EXERCISE REQUIREMENTS
Look through the listing below for the string "html". Say how many lines hold it, and nothing else.

*** Begin section ***

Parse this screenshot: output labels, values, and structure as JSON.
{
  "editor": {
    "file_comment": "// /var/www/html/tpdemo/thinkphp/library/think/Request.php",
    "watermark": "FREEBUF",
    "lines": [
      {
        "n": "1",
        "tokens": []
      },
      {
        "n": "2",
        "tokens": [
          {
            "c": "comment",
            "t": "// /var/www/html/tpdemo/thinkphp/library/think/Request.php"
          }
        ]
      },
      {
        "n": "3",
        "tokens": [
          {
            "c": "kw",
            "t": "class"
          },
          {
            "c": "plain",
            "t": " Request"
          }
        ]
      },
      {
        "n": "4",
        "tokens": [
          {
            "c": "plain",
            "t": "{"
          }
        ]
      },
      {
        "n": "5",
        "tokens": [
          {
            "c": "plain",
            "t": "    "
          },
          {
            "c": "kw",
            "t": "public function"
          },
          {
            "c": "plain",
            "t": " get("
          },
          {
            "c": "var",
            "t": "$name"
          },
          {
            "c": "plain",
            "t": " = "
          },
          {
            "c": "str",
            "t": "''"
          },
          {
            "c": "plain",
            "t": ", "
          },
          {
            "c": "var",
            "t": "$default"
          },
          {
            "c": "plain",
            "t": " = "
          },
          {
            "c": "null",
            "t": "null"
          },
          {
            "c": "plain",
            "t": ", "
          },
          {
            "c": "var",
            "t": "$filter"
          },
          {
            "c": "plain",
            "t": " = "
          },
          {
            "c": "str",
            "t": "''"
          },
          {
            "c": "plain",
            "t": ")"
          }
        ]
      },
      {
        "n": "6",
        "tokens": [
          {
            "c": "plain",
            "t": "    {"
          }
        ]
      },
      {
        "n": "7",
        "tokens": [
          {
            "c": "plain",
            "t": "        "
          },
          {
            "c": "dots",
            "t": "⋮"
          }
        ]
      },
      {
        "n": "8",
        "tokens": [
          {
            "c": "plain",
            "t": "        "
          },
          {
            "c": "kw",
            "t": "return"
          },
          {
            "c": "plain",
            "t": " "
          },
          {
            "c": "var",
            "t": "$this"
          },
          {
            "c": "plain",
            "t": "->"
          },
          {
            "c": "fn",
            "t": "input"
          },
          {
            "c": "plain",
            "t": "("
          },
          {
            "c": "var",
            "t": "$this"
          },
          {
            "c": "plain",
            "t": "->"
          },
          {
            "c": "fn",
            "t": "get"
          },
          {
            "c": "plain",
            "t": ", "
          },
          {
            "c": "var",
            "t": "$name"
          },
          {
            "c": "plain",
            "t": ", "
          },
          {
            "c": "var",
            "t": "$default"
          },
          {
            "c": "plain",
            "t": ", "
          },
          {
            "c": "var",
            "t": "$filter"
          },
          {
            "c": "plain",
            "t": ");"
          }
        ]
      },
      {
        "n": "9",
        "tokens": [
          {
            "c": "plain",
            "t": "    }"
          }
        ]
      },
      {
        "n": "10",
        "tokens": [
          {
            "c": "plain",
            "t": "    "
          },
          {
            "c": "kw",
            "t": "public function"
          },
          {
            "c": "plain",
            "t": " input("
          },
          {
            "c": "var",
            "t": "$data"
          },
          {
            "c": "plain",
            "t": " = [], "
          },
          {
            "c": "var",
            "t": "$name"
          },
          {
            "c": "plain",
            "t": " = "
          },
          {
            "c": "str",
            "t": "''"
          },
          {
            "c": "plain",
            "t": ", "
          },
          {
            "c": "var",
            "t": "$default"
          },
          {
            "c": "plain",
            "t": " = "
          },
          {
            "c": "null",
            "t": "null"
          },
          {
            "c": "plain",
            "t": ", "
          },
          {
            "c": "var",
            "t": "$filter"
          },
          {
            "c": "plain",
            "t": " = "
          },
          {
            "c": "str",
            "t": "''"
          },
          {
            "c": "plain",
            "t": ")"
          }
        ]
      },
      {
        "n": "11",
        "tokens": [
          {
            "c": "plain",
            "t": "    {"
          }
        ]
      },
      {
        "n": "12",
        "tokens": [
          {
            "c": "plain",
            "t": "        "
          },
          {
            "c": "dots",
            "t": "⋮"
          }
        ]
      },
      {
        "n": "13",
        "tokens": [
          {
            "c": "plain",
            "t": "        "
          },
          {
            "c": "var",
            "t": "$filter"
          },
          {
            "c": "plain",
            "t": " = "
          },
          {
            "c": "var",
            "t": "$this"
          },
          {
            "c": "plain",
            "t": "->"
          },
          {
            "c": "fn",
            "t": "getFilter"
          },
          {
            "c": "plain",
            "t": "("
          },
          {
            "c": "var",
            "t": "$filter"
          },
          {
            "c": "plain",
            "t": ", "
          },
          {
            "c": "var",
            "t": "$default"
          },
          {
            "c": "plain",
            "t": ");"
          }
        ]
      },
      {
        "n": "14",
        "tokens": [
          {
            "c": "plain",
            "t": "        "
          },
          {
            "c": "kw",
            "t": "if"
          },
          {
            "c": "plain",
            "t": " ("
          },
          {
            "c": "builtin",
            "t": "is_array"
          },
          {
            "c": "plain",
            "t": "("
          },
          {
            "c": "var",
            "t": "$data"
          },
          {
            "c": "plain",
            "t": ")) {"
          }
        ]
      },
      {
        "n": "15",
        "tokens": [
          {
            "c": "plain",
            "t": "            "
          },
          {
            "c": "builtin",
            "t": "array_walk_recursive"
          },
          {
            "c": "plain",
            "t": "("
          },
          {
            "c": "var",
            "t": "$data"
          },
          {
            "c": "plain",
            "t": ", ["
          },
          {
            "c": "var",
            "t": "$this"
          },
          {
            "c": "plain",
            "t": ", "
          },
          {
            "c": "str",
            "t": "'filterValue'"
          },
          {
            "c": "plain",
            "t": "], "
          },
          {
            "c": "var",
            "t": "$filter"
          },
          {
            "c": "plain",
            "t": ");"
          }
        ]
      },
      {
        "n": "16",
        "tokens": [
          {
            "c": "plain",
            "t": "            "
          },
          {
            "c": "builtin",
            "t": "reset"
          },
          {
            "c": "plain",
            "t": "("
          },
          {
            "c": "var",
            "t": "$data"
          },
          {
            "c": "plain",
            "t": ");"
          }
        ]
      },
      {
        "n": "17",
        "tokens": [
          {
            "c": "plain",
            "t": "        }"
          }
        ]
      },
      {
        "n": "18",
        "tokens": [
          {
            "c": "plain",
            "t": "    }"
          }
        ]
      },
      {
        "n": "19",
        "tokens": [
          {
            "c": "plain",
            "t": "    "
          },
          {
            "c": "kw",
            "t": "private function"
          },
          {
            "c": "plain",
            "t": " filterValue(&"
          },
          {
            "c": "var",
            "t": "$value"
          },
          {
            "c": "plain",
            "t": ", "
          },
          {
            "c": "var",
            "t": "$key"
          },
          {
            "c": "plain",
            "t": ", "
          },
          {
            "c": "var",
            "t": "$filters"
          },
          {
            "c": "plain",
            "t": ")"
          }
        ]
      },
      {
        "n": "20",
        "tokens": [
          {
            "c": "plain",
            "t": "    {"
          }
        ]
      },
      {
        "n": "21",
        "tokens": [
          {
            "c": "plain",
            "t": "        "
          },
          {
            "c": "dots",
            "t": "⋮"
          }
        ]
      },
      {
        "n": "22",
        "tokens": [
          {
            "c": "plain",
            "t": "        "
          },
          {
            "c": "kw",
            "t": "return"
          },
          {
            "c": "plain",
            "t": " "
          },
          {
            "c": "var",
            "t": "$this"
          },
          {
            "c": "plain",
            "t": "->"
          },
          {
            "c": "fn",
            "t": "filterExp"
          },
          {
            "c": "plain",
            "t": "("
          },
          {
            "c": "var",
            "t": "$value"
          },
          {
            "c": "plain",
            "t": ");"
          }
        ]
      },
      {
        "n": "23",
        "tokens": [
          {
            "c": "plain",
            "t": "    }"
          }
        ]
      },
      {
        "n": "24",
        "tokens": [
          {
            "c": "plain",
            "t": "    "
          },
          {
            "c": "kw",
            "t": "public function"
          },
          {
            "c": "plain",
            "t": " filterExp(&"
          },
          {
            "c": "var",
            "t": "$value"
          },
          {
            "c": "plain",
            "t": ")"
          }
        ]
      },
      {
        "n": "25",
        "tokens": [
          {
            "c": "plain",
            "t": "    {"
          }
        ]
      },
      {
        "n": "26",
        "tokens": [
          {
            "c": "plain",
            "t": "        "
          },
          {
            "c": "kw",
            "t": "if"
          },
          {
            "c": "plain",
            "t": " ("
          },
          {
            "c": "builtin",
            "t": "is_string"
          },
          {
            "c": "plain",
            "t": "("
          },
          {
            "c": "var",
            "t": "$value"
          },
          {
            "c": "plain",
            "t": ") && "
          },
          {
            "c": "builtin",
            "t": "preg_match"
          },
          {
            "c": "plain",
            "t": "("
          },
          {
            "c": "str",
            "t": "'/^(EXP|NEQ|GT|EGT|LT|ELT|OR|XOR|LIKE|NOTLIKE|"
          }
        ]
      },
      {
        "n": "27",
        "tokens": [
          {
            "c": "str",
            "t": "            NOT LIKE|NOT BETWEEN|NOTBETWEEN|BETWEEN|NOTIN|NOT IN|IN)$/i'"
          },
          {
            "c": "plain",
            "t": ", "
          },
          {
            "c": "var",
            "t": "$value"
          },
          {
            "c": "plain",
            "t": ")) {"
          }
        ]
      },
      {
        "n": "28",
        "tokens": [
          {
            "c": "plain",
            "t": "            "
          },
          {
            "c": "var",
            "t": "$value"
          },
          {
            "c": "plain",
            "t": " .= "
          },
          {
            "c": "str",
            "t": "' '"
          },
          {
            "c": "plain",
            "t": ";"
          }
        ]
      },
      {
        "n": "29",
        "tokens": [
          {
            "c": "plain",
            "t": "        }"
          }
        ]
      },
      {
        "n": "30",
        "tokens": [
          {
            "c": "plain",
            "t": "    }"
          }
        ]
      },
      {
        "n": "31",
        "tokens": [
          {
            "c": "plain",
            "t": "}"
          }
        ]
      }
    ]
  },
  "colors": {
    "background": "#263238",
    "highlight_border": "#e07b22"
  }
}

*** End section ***

YOUR RESPONSE
2